Seriously, how can you read this tripe without wanting to hit your head against a wall? How can you call a novel that has this sort of nonsense and does almost every single chemistry equation wrong "hard science fiction"? Does anything that spouts pseudoscientific BS qualify as "hard science fiction" these days?
IMHO you are being too hard on the book. In the book, the things Watney does are plausible solutions to problems that make sense to me.
Andy Weir said he didn't want Watney being "hit by lightning" over and over. The initial chain of events that leads to Watney being stranded is implausible (and Andy Weir is the first to admit that the physics is wrong there, because the atmosphere of Mars is so thin). But once Watney is stranded, the rest of it makes sense to me.
This isn't like a story where someone needs to "restart the sun" by flying a ship made of "Unobtanium" into the sun and lighting off nuclear bombs. If you fix the science mistakes in a story like that, there is no story left; it's just fundamentally wrong.
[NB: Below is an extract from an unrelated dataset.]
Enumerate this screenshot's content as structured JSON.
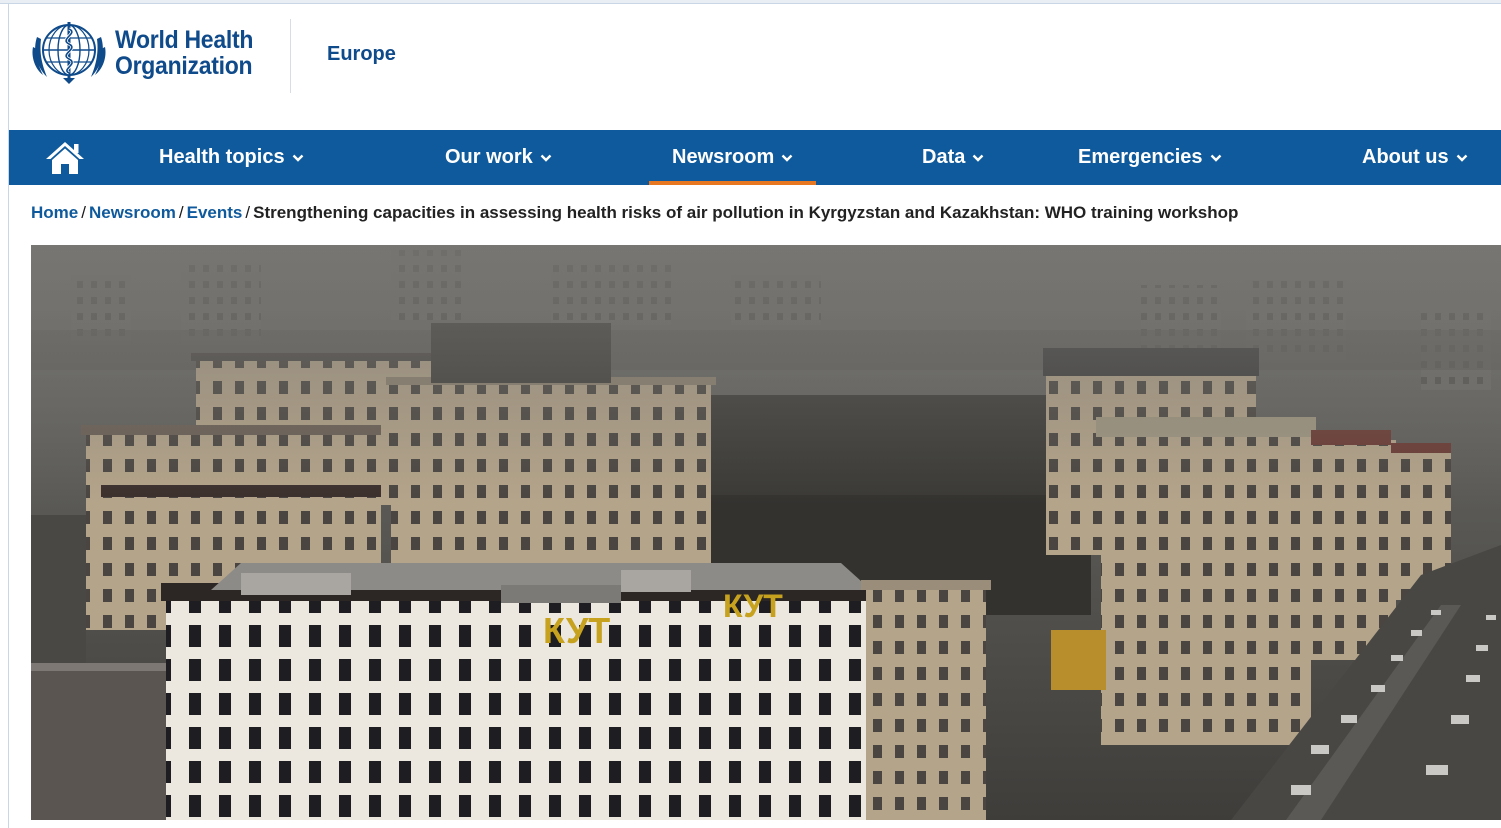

In an interview, Andy Weir mentioned getting feedback from some chemist, and he said something like "I loved that, because chemistry is what I'm worst at". It sounds like you are so expert at the chemistry stuff that every mistake was a torment for you, and I think I get it... I can picture how annoyed I would be if the book was about software development, and lots of little stuff was constantly wrong.
One of his mistakes: someone actually calculated how much the Hab would heat up from burning up the rocket fuel to make water, and concluded that if Watney burned the fuel as fast as described, the Hab would heat up to 400 degrees C. But that mistake doesn't ruin the book for me, because we can assume that he just didn't burn the fuel as fast, or he arranged some sort of heatsink or something to get rid of the heat. Fundamentally, you can make water by burning hydrazine in the presence of oxygen, so it works for me.
I also liked the way he portrayed NASA. On the one hand, everything NASA does is expensive and takes forever, but on the other hand, his equipment works and he trusts it; and there was one launch that failed, and Weir listed two places where NASA procedures would have prevented the failure if there had been more time. (Someone would have studied the effects of a "shimmy" on protein cubes, and also someone would have found a minor defect in a bolt and replaced it with a perfect one; either of these would have prevented the failure.)
A novel that I hated, that I just couldn't get through, is The Windup Girl. I bought it figuring "anything that wins both the Hugo and the Nebula must be worth reading" but I hated it. I couldn't swallow the science upon which the whole plot rests. It's the future, and the worst predictions of catastrophic anthropogenic global warming came to pass: the sea levels have risen, temperatures are high, lots of people died off. As a result, fossil fuels are no longer used by anyone, and the world is in a horrible depression. So, you might think that nuclear power, solar power, and Internet telecommuting would be a big deal? Nope, cities are lighted with methane gas lamps, and the methane is made from animal feces, and moving things are powered by kinetic energy stored in "kink-springs" and the springs are wound by elephant-sized bioengineered animals. No buildings seem to have solar panels on them, and at one point the protagonist uses a computer powered by a treadle! The Internet barely seems important, which is hard to believe given that the Internet is already hugely important... but in this future catastrophe world it now takes months for a business executive to travel from America to Thailand (he has to travel by wind-powered ship), yet they still send the executive instead of using teleconferencing.
I hated The Windup Girl as much as you seem to have hated The Martian. So I guess I understand how you feel about The Martian, but I don't feel the same way.
I think the difference for me is that The Windup Girl feels like the author worked backward from his desired goals: "biopunk" is cool, so let's explain why everything is biopunk now; I want to have big factories full of elepant-sized animals walking in circles to wind "kink-springs". Whereas The Martian feels like one situation flows to another. And in fact in an interview he said that this is how he wrote the book: after he had Watney do something, he thought about what would likely happen next, and worked from there.
P.S. In the book, Watney joked about poking a hole in his glove and flying around in space like Iron Man, and they discussed just how stupid and unworkable that idea was... even Watney didn't think it would work. I gather that the movie changed this part quite a bit.